Look for "image" in each line of the entries, and return the matching lines.

▶ _Website and app data records_
^^^^^^^^^^^^^^^^
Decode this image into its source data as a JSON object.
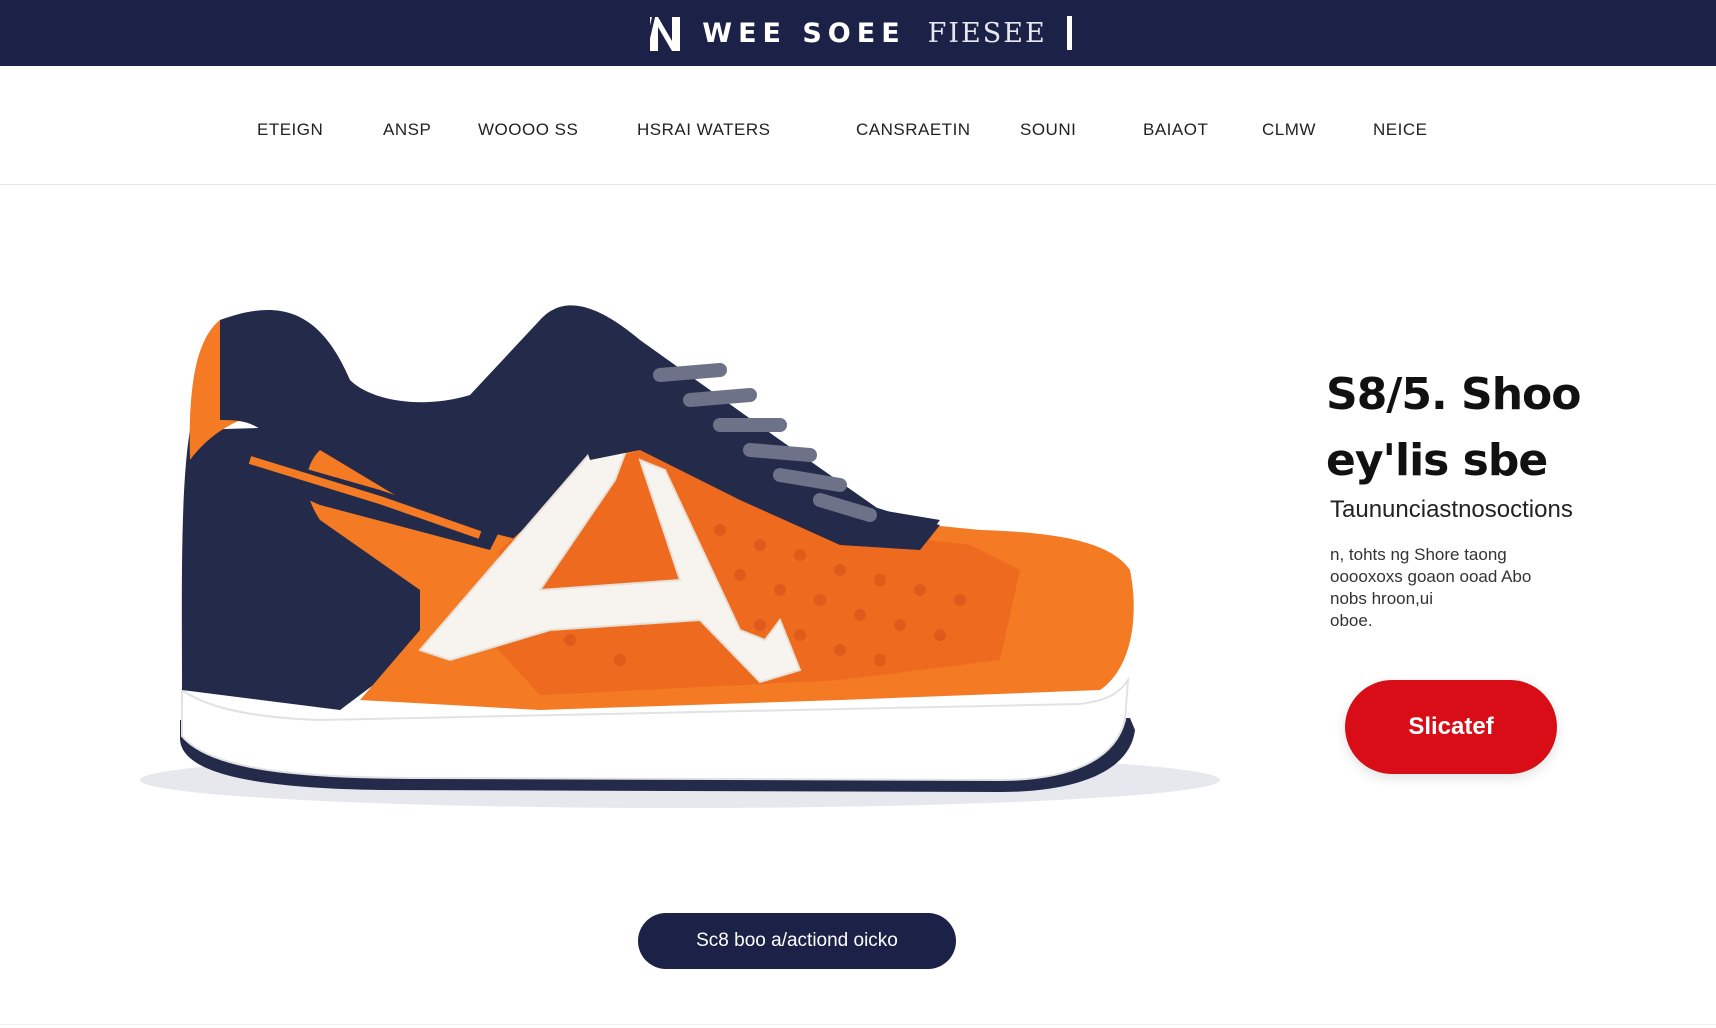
{
  "header": {
    "brand_name": "WEE SOEE",
    "brand_tagline": "FIESEE",
    "brand_icon": "shoe-brand-logo-icon",
    "background_color": "#1b2147"
  },
  "nav": {
    "items": [
      {
        "label": "ETEIGN"
      },
      {
        "label": "ANSP"
      },
      {
        "label": "WOOOO SS"
      },
      {
        "label": "HSRAI WATERS"
      },
      {
        "label": "CANSRAETIN"
      },
      {
        "label": "SOUNI"
      },
      {
        "label": "BAIAOT"
      },
      {
        "label": "CLMW"
      },
      {
        "label": "NEICE"
      }
    ]
  },
  "hero": {
    "image": "orange-navy-sneaker-product-image",
    "title_line1": "S8/5. Shoo",
    "title_line2": "ey'lis sbe",
    "subtitle": "Taununciastnosoctions",
    "description_lines": [
      "n, tohts ng Shore taong",
      "ooooxoxs goaon ooad Abo",
      "nobs hroon,ui",
      "oboe."
    ],
    "cta_label": "Slicatef",
    "cta_color": "#d80d17"
  },
  "secondary_cta": {
    "label": "Sc8 boo a/actiond oicko",
    "color": "#1b2147"
  },
  "colors": {
    "shoe_orange": "#f47a23",
    "shoe_navy": "#232a4a",
    "sole_white": "#ffffff"
  }
}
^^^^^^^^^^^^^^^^
▶ _ANSWER TO THIS TASK_
Decode this image into its source data as a JSON object.
    "image": "orange-navy-sneaker-product-image",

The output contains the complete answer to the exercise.